START Exercise inputs
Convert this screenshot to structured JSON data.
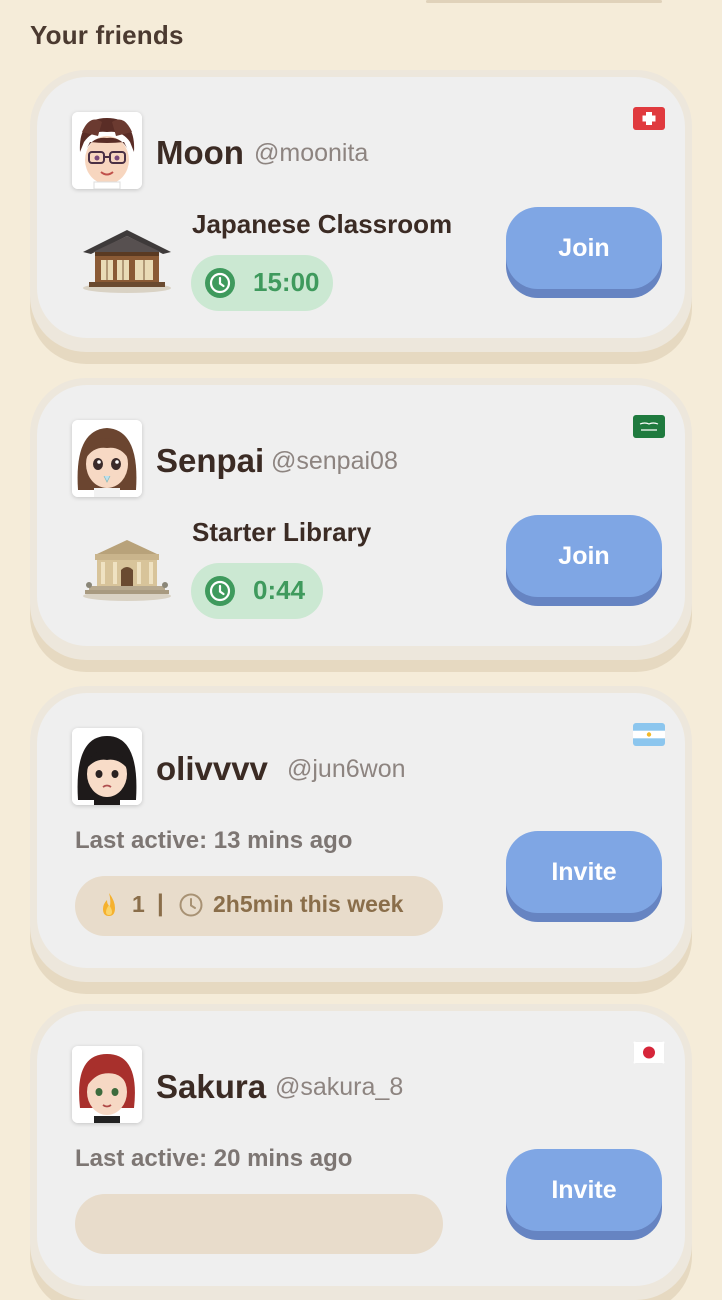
{
  "header": {
    "title": "Your friends"
  },
  "friends": [
    {
      "name": "Moon",
      "handle": "@moonita",
      "flag_icon": "switzerland-flag-icon",
      "room_name": "Japanese Classroom",
      "room_icon": "japanese-house-icon",
      "timer": "15:00",
      "action_label": "Join"
    },
    {
      "name": "Senpai",
      "handle": "@senpai08",
      "flag_icon": "saudi-arabia-flag-icon",
      "room_name": "Starter Library",
      "room_icon": "library-building-icon",
      "timer": "0:44",
      "action_label": "Join"
    },
    {
      "name": "olivvvv",
      "handle": "@jun6won",
      "flag_icon": "argentina-flag-icon",
      "last_active": "Last active: 13 mins ago",
      "streak": "1",
      "separator": "|",
      "week_time": "2h5min this week",
      "action_label": "Invite"
    },
    {
      "name": "Sakura",
      "handle": "@sakura_8",
      "flag_icon": "japan-flag-icon",
      "last_active": "Last active: 20 mins ago",
      "action_label": "Invite"
    }
  ],
  "colors": {
    "background": "#f5ecd9",
    "card": "#efefef",
    "button": "#7fa6e4",
    "timer_pill": "#cbe8d2",
    "timer_text": "#3f9a5d",
    "stats_pill": "#e8dccb"
  }
}
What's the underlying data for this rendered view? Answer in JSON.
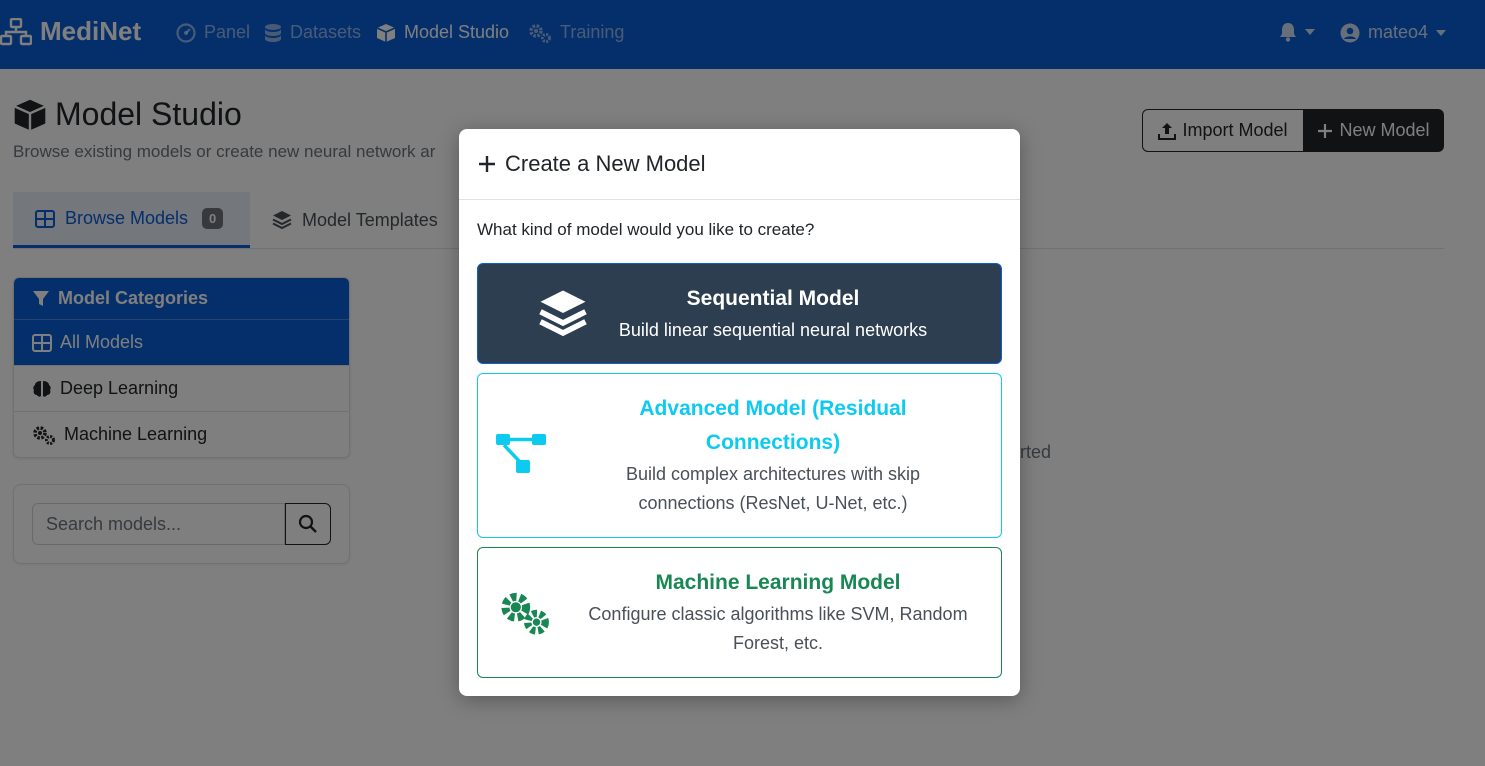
{
  "navbar": {
    "brand": "MediNet",
    "links": [
      {
        "label": "Panel",
        "icon": "dashboard-icon"
      },
      {
        "label": "Datasets",
        "icon": "database-icon"
      },
      {
        "label": "Model Studio",
        "icon": "cube-icon"
      },
      {
        "label": "Training",
        "icon": "cogs-icon"
      }
    ],
    "user": "mateo4",
    "bg_color": "#0b5ed7"
  },
  "page": {
    "title": "Model Studio",
    "subtitle": "Browse existing models or create new neural network ar",
    "import_label": "Import Model",
    "new_label": "New Model"
  },
  "tabs": [
    {
      "label": "Browse Models",
      "badge": "0"
    },
    {
      "label": "Model Templates"
    }
  ],
  "sidebar": {
    "header": "Model Categories",
    "items": [
      {
        "label": "All Models"
      },
      {
        "label": "Deep Learning"
      },
      {
        "label": "Machine Learning"
      }
    ],
    "search_placeholder": "Search models..."
  },
  "background_fragment": "arted",
  "modal": {
    "title": "Create a New Model",
    "question": "What kind of model would you like to create?",
    "options": [
      {
        "title": "Sequential Model",
        "desc": "Build linear sequential neural networks",
        "icon": "layers-icon",
        "color": "#2c3e50"
      },
      {
        "title_line1": "Advanced Model (Residual",
        "title_line2": "Connections)",
        "desc_line1": "Build complex architectures with skip",
        "desc_line2": "connections (ResNet, U-Net, etc.)",
        "icon": "project-diagram-icon",
        "color": "#0dcaf0"
      },
      {
        "title": "Machine Learning Model",
        "desc_line1": "Configure classic algorithms like SVM, Random",
        "desc_line2": "Forest, etc.",
        "icon": "cogs-icon",
        "color": "#198754"
      }
    ]
  }
}
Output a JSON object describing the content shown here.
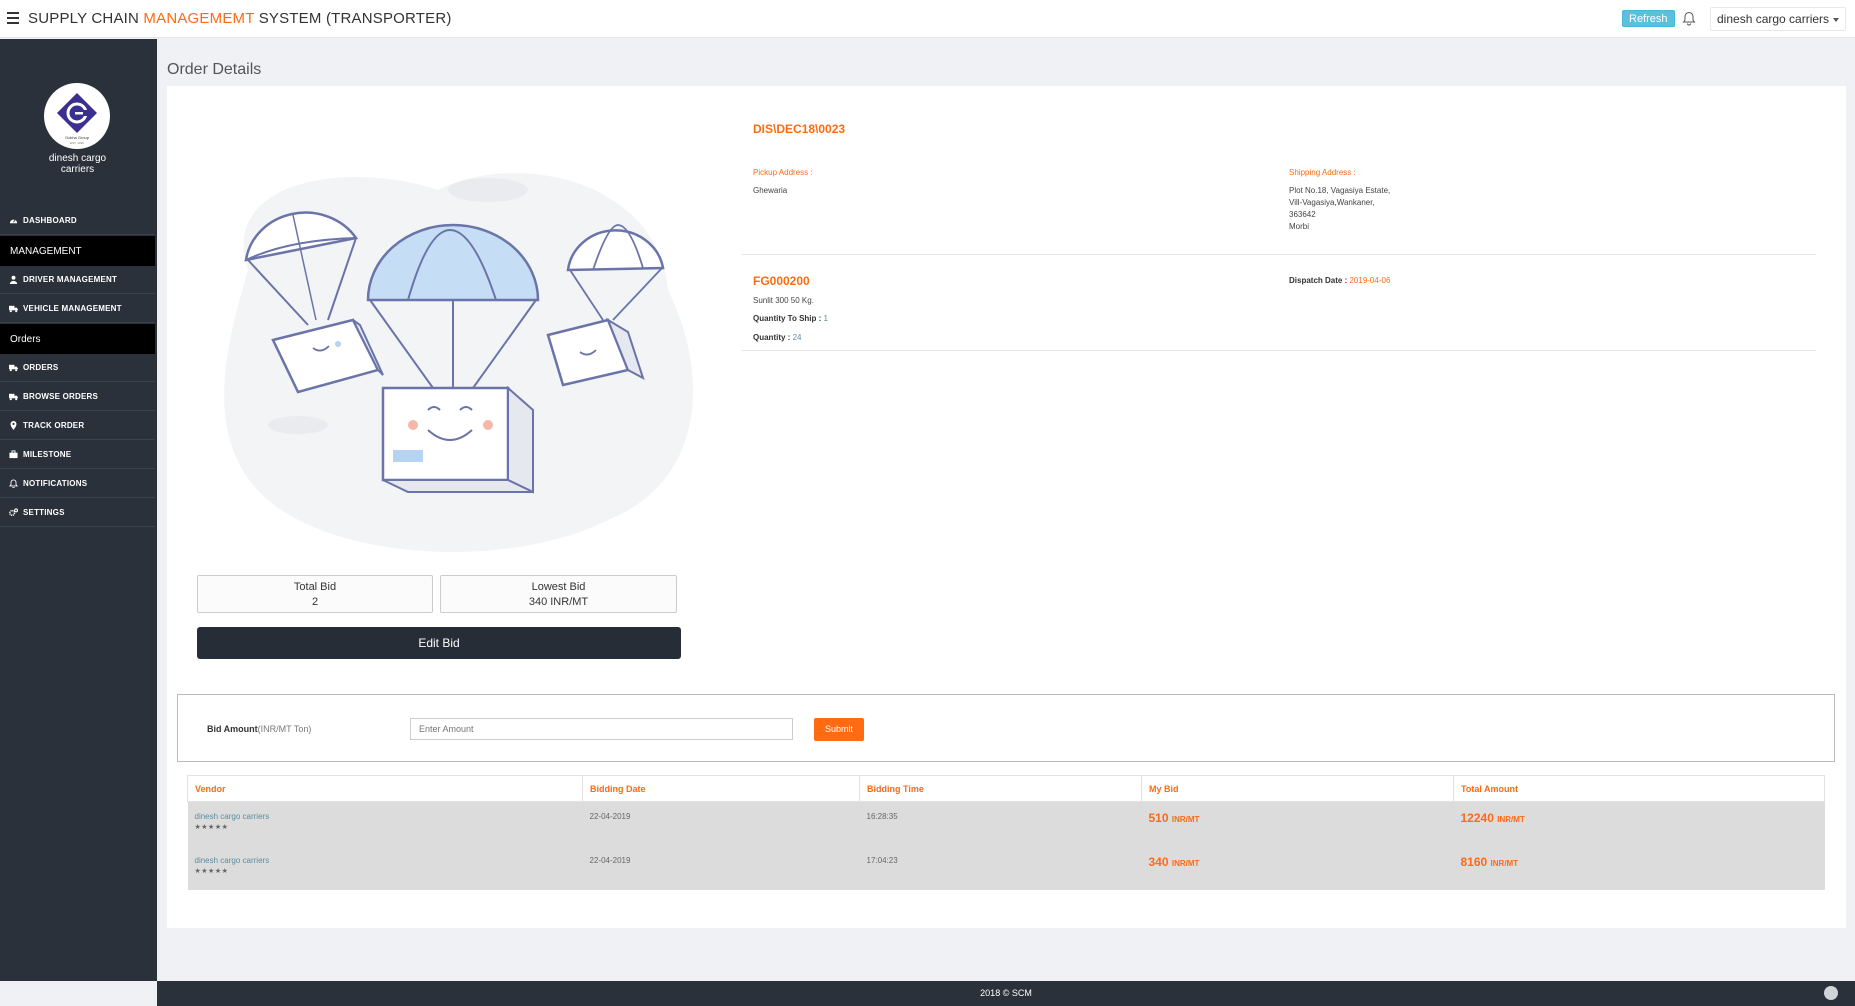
{
  "header": {
    "title_prefix": "SUPPLY CHAIN ",
    "title_accent": "MANAGEMEMT",
    "title_suffix": " SYSTEM (TRANSPORTER)",
    "refresh_label": "Refresh",
    "user_name": "dinesh cargo carriers",
    "icons": [
      "hamburger-icon",
      "bell-icon",
      "caret-down-icon"
    ]
  },
  "sidebar": {
    "brand_line1": "dinesh cargo",
    "brand_line2": "carriers",
    "logo_text": "Gokha Group",
    "logo_since": "EST. 1990",
    "items": [
      {
        "label": "DASHBOARD",
        "icon": "dashboard-icon"
      },
      {
        "label": "MANAGEMENT",
        "type": "section"
      },
      {
        "label": "DRIVER MANAGEMENT",
        "icon": "user-icon"
      },
      {
        "label": "VEHICLE MANAGEMENT",
        "icon": "truck-icon"
      },
      {
        "label": "Orders",
        "type": "section"
      },
      {
        "label": "ORDERS",
        "icon": "truck-icon"
      },
      {
        "label": "BROWSE ORDERS",
        "icon": "truck-icon"
      },
      {
        "label": "TRACK ORDER",
        "icon": "map-marker-icon"
      },
      {
        "label": "MILESTONE",
        "icon": "briefcase-icon"
      },
      {
        "label": "NOTIFICATIONS",
        "icon": "bell-icon"
      },
      {
        "label": "SETTINGS",
        "icon": "gears-icon"
      }
    ]
  },
  "page": {
    "title": "Order Details"
  },
  "order": {
    "number": "DIS\\DEC18\\0023",
    "pickup_label": "Pickup Address :",
    "pickup_value": "Ghewaria",
    "shipping_label": "Shipping Address :",
    "shipping_lines": [
      "Plot No.18, Vagasiya Estate,",
      "Vill-Vagasiya,Wankaner,",
      "363642",
      "Morbi"
    ],
    "product_code": "FG000200",
    "product_name": "Sunlit 300 50 Kg.",
    "qty_to_ship_label": "Quantity To Ship :",
    "qty_to_ship_value": "1",
    "quantity_label": "Quantity :",
    "quantity_value": "24",
    "dispatch_label": "Dispatch Date :",
    "dispatch_value": "2019-04-06"
  },
  "bid_summary": {
    "total_label": "Total Bid",
    "total_value": "2",
    "lowest_label": "Lowest Bid",
    "lowest_value": "340 INR/MT",
    "edit_label": "Edit Bid"
  },
  "bid_form": {
    "label": "Bid Amount",
    "unit": "(INR/MT Ton)",
    "placeholder": "Enter Amount",
    "submit_label": "Submit"
  },
  "bid_table": {
    "columns": [
      "Vendor",
      "Bidding Date",
      "Bidding Time",
      "My Bid",
      "Total Amount"
    ],
    "rows": [
      {
        "vendor": "dinesh cargo carriers",
        "stars": "★★★★★",
        "date": "22-04-2019",
        "time": "16:28:35",
        "bid": "510",
        "bid_unit": "INR/MT",
        "total": "12240",
        "total_unit": "INR/MT"
      },
      {
        "vendor": "dinesh cargo carriers",
        "stars": "★★★★★",
        "date": "22-04-2019",
        "time": "17:04:23",
        "bid": "340",
        "bid_unit": "INR/MT",
        "total": "8160",
        "total_unit": "INR/MT"
      }
    ]
  },
  "footer": {
    "text": "2018 © SCM"
  }
}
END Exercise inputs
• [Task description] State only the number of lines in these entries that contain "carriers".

• [Expected answer] 4